Your task: Scan the data below for the string "byline". Copy every line where it appears.

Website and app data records
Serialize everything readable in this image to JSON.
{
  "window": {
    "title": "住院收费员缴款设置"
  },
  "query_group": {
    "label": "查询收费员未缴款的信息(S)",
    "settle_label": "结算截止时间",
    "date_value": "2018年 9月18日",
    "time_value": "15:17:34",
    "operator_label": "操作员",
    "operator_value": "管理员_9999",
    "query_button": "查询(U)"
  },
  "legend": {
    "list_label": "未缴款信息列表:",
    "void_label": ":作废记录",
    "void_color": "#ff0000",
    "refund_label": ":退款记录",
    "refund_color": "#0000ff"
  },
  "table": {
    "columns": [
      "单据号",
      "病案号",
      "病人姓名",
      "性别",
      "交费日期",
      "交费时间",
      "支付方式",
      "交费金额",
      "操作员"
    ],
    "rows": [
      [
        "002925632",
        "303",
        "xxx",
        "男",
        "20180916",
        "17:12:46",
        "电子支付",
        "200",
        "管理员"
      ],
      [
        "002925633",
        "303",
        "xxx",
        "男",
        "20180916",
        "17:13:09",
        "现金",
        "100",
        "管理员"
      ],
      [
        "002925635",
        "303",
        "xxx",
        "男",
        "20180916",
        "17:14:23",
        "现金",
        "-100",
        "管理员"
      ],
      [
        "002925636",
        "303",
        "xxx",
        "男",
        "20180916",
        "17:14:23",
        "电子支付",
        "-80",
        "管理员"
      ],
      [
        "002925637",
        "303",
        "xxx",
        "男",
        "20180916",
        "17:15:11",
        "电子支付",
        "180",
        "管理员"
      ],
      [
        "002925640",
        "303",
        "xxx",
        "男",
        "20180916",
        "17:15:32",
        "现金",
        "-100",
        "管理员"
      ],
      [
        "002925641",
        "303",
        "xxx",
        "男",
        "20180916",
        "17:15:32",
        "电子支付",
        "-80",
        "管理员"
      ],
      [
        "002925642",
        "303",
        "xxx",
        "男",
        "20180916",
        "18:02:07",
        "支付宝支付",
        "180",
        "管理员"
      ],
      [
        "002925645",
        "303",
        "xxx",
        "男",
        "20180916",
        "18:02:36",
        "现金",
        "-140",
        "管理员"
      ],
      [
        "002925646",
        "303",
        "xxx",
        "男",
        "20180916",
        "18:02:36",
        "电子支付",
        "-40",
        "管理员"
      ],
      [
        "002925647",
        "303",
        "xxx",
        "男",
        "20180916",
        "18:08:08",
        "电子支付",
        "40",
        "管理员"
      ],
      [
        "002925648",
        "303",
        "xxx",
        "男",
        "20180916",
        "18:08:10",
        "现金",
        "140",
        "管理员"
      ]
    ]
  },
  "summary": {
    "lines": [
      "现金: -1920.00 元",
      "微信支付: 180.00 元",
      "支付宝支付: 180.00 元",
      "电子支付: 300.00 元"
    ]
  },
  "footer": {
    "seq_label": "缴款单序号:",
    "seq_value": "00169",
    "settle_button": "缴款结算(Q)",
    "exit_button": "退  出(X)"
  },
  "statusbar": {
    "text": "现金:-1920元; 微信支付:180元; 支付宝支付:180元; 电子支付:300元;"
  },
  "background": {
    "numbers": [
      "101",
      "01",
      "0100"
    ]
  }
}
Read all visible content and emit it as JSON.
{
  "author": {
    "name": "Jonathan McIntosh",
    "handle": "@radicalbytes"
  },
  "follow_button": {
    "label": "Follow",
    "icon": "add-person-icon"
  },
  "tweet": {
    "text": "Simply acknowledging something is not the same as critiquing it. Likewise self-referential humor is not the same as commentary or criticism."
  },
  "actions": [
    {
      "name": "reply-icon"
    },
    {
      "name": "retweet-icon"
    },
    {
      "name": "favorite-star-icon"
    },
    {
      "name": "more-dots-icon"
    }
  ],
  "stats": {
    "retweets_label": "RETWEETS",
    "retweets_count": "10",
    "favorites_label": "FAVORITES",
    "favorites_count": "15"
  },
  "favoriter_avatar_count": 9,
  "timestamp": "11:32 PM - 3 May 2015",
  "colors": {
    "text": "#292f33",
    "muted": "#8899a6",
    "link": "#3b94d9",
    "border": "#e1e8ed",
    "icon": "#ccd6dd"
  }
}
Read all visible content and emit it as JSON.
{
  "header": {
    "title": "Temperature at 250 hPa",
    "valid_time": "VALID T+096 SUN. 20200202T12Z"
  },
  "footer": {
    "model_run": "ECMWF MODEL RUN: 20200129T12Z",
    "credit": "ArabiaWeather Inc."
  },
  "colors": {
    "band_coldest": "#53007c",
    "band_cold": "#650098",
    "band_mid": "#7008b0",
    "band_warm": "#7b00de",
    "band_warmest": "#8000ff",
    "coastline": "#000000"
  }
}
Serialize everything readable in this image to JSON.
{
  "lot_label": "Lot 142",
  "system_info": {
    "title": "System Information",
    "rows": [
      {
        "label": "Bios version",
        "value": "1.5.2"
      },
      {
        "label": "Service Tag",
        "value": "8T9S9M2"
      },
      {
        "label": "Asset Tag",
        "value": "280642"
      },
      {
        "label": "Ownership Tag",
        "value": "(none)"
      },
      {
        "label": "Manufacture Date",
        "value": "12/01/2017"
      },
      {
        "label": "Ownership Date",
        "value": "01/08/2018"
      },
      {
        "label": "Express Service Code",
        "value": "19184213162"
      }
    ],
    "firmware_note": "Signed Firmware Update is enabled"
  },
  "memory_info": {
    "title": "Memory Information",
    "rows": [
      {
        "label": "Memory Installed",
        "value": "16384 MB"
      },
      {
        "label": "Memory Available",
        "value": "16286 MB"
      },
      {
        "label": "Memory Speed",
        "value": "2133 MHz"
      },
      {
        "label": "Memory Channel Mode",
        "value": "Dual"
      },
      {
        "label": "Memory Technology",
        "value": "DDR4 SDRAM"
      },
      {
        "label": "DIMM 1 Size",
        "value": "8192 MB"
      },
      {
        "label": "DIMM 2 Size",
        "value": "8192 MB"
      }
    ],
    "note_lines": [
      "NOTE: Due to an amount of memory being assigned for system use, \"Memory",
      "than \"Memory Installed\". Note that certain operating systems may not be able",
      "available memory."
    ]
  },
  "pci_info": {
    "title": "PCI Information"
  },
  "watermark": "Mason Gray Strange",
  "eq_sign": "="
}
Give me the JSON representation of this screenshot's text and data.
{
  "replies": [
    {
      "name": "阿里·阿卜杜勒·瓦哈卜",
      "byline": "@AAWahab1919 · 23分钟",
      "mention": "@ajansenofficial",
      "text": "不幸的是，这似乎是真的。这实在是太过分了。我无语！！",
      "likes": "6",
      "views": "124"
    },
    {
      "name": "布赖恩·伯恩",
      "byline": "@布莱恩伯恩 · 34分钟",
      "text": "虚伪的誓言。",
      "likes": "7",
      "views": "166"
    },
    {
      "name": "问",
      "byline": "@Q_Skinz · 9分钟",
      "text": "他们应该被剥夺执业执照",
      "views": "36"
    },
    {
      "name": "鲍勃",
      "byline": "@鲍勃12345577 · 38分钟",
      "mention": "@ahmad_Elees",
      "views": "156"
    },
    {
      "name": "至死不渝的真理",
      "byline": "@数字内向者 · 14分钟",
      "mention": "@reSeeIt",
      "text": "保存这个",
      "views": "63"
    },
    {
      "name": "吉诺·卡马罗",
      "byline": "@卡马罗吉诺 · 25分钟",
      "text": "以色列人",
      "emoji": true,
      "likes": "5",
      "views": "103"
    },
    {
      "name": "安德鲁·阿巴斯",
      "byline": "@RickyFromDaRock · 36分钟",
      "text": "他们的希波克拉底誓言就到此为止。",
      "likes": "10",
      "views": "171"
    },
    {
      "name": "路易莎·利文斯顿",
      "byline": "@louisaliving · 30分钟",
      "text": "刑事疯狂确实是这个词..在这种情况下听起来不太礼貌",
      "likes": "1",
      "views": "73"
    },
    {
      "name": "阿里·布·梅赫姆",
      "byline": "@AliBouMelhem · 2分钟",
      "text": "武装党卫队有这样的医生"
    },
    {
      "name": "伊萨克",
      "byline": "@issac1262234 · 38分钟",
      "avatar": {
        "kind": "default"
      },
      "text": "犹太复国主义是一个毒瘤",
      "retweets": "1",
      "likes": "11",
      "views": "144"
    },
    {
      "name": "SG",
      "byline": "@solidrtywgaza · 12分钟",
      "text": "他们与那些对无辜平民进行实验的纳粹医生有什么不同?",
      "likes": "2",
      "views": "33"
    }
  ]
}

Solution to this task:
      "byline": "@AAWahab1919 · 23分钟",
      "byline": "@布莱恩伯恩 · 34分钟",
      "byline": "@Q_Skinz · 9分钟",
      "byline": "@鲍勃12345577 · 38分钟",
      "byline": "@数字内向者 · 14分钟",
      "byline": "@卡马罗吉诺 · 25分钟",
      "byline": "@RickyFromDaRock · 36分钟",
      "byline": "@louisaliving · 30分钟",
      "byline": "@AliBouMelhem · 2分钟",
      "byline": "@issac1262234 · 38分钟",
      "byline": "@solidrtywgaza · 12分钟",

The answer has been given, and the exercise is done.